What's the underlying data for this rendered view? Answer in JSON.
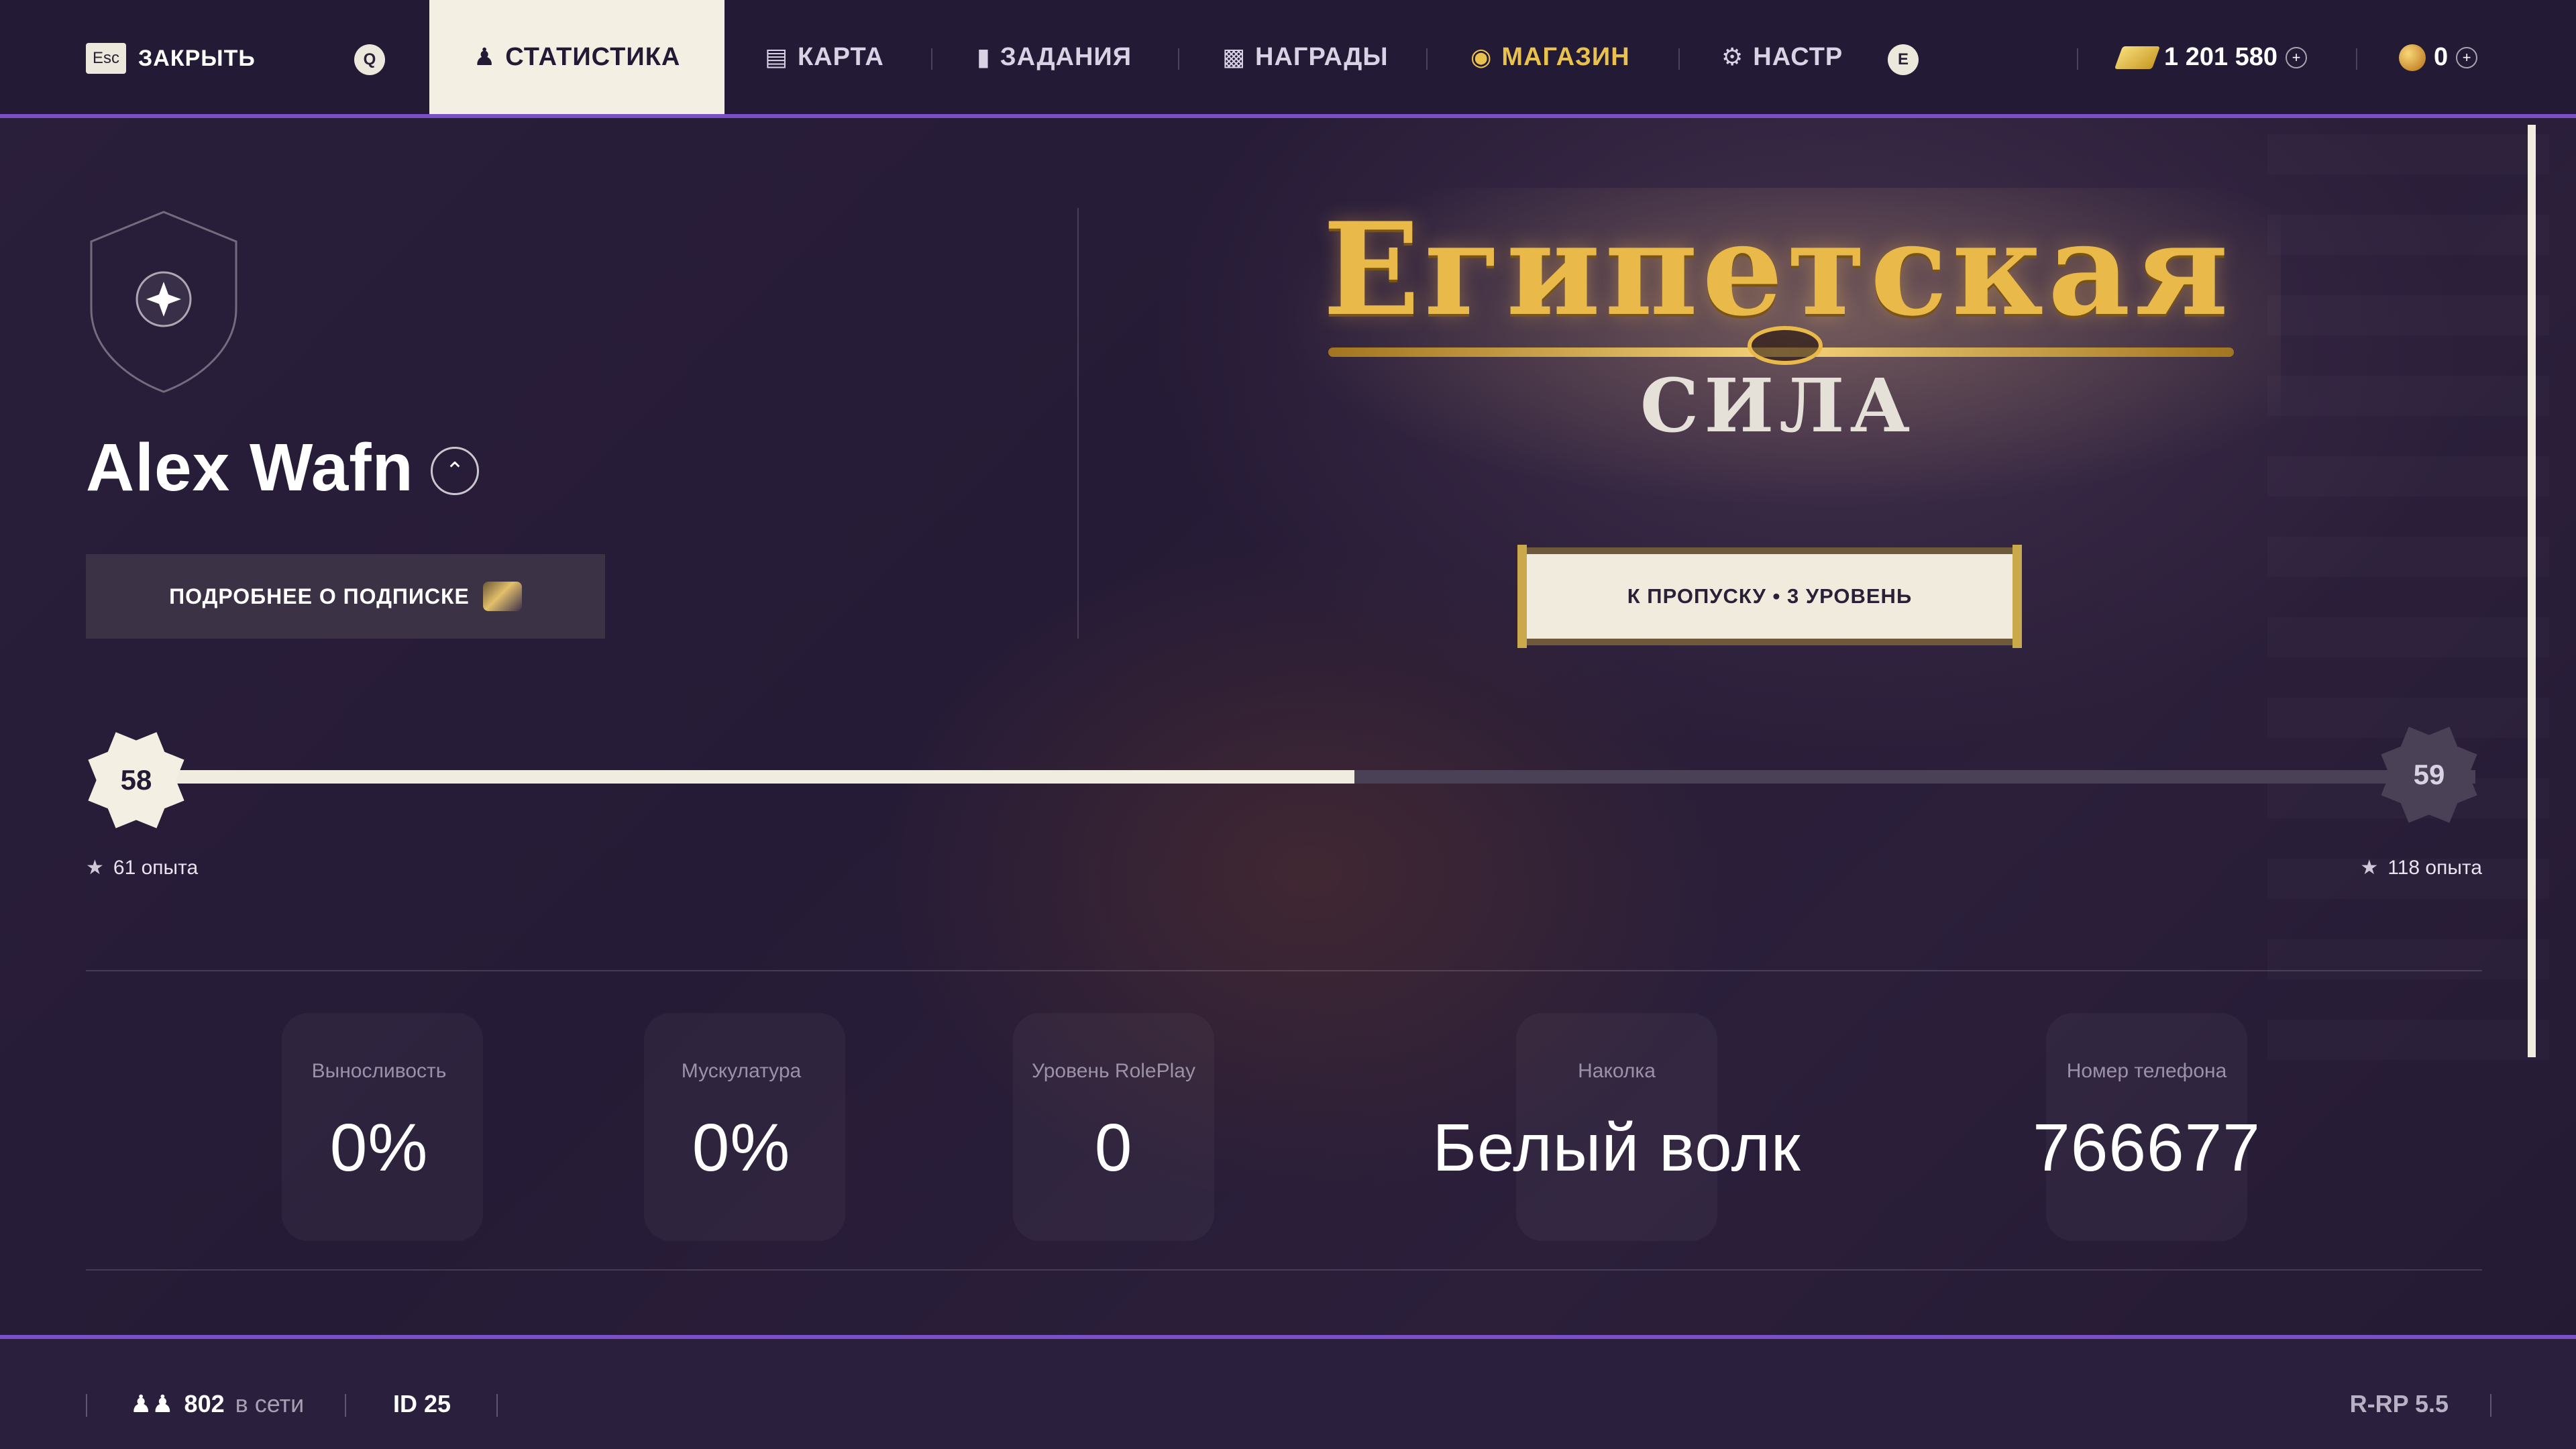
{
  "topbar": {
    "close_key": "Esc",
    "close_label": "ЗАКРЫТЬ",
    "prev_key": "Q",
    "next_key": "E",
    "tabs": [
      {
        "label": "СТАТИСТИКА",
        "icon": "person-icon",
        "active": true
      },
      {
        "label": "КАРТА",
        "icon": "map-icon"
      },
      {
        "label": "ЗАДАНИЯ",
        "icon": "task-icon"
      },
      {
        "label": "НАГРАДЫ",
        "icon": "gift-icon"
      },
      {
        "label": "МАГАЗИН",
        "icon": "coins-icon",
        "color": "#e9c14c"
      },
      {
        "label": "НАСТР",
        "icon": "gear-icon"
      }
    ],
    "money": "1 201 580",
    "coins": "0"
  },
  "profile": {
    "name": "Alex Wafn",
    "subscription_button": "ПОДРОБНЕЕ О ПОДПИСКЕ"
  },
  "event": {
    "title": "Египетская",
    "subtitle": "СИЛА",
    "pass_button": "К ПРОПУСКУ • 3 УРОВЕНЬ"
  },
  "progress": {
    "current_level": "58",
    "next_level": "59",
    "current_xp_label": "61 опыта",
    "required_xp_label": "118 опыта",
    "fraction": 0.517
  },
  "stats": [
    {
      "label": "Выносливость",
      "value": "0%"
    },
    {
      "label": "Мускулатура",
      "value": "0%"
    },
    {
      "label": "Уровень RolePlay",
      "value": "0"
    },
    {
      "label": "Наколка",
      "value": "Белый волк"
    },
    {
      "label": "Номер телефона",
      "value": "766677"
    }
  ],
  "footer": {
    "online_count": "802",
    "online_label": "в сети",
    "player_id": "ID 25",
    "version": "R-RP 5.5"
  },
  "colors": {
    "accent": "#7b4fc7",
    "background": "#2a1f3b",
    "active_tab": "#f3efe2",
    "gold": "#e9c14c"
  }
}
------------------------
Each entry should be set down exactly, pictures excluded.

What's the underlying data for this rendered view? Answer in JSON.
{
  "topbar": {
    "close_key": "Esc",
    "close_label": "ЗАКРЫТЬ",
    "prev_key": "Q",
    "next_key": "E",
    "tabs": [
      {
        "label": "СТАТИСТИКА",
        "icon": "person-icon",
        "active": true
      },
      {
        "label": "КАРТА",
        "icon": "map-icon"
      },
      {
        "label": "ЗАДАНИЯ",
        "icon": "task-icon"
      },
      {
        "label": "НАГРАДЫ",
        "icon": "gift-icon"
      },
      {
        "label": "МАГАЗИН",
        "icon": "coins-icon",
        "color": "#e9c14c"
      },
      {
        "label": "НАСТР",
        "icon": "gear-icon"
      }
    ],
    "money": "1 201 580",
    "coins": "0"
  },
  "profile": {
    "name": "Alex Wafn",
    "subscription_button": "ПОДРОБНЕЕ О ПОДПИСКЕ"
  },
  "event": {
    "title": "Египетская",
    "subtitle": "СИЛА",
    "pass_button": "К ПРОПУСКУ • 3 УРОВЕНЬ"
  },
  "progress": {
    "current_level": "58",
    "next_level": "59",
    "current_xp_label": "61 опыта",
    "required_xp_label": "118 опыта",
    "fraction": 0.517
  },
  "stats": [
    {
      "label": "Выносливость",
      "value": "0%"
    },
    {
      "label": "Мускулатура",
      "value": "0%"
    },
    {
      "label": "Уровень RolePlay",
      "value": "0"
    },
    {
      "label": "Наколка",
      "value": "Белый волк"
    },
    {
      "label": "Номер телефона",
      "value": "766677"
    }
  ],
  "footer": {
    "online_count": "802",
    "online_label": "в сети",
    "player_id": "ID 25",
    "version": "R-RP 5.5"
  },
  "colors": {
    "accent": "#7b4fc7",
    "background": "#2a1f3b",
    "active_tab": "#f3efe2",
    "gold": "#e9c14c"
  }
}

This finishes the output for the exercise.